• [Work instructions] A line qualifies if it holds the string "structured". Copy every qualifying line from the records.

• [Listed entries]
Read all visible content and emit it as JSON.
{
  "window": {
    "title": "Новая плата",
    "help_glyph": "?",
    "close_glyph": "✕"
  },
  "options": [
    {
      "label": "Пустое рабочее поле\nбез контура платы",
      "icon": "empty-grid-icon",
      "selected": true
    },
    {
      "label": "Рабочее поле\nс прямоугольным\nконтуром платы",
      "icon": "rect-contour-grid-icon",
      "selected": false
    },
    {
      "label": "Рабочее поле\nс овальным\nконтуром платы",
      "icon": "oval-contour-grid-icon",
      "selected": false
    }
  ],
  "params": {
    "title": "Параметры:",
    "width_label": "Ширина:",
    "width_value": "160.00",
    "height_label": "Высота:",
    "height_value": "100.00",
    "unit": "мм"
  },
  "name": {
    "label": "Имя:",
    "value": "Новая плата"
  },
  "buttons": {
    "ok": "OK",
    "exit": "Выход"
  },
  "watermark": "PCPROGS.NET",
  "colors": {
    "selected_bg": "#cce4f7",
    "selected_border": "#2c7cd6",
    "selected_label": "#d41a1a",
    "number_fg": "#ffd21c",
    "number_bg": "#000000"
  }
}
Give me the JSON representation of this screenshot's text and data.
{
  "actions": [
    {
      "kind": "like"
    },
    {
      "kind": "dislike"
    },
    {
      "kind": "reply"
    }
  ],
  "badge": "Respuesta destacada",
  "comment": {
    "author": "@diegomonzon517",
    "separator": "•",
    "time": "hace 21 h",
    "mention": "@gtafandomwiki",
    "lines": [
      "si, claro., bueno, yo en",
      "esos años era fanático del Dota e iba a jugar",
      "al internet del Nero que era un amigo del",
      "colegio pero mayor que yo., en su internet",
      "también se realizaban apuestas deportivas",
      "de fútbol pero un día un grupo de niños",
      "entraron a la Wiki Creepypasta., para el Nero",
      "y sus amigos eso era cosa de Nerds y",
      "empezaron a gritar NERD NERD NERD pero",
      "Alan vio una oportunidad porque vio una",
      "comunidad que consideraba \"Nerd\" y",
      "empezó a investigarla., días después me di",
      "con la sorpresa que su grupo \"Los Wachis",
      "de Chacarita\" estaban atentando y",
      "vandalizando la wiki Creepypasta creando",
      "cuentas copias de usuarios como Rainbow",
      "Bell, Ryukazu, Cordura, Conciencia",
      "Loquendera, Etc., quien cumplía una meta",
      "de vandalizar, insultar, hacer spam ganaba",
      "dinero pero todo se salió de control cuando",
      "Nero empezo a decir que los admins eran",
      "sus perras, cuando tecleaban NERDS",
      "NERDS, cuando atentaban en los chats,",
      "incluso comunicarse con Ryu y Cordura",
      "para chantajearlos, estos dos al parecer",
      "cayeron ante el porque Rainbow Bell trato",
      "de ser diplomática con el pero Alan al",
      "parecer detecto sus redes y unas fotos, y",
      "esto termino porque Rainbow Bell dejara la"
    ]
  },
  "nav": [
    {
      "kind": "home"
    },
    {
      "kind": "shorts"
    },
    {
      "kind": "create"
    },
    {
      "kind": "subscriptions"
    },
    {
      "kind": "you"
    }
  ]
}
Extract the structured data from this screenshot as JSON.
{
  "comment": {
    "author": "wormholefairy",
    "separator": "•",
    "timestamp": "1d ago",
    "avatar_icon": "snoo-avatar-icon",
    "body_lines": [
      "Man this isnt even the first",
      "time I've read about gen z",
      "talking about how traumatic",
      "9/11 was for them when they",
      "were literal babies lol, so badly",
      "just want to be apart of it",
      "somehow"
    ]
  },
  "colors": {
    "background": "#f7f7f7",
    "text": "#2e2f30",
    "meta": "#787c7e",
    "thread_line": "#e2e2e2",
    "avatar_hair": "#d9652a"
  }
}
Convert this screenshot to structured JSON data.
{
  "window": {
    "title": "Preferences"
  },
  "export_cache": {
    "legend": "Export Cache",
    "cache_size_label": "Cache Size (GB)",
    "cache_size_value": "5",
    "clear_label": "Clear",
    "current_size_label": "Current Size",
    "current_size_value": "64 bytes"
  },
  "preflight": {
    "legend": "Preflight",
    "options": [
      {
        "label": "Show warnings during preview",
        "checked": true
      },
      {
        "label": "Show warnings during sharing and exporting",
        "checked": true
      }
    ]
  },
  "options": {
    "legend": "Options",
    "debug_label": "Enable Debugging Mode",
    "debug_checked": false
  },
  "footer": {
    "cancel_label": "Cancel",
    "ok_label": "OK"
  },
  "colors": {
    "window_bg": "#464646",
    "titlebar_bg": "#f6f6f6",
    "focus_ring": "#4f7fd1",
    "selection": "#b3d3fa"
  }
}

• [Response for this exercise]
Extract the structured data from this screenshot as JSON.
Convert this screenshot to structured JSON data.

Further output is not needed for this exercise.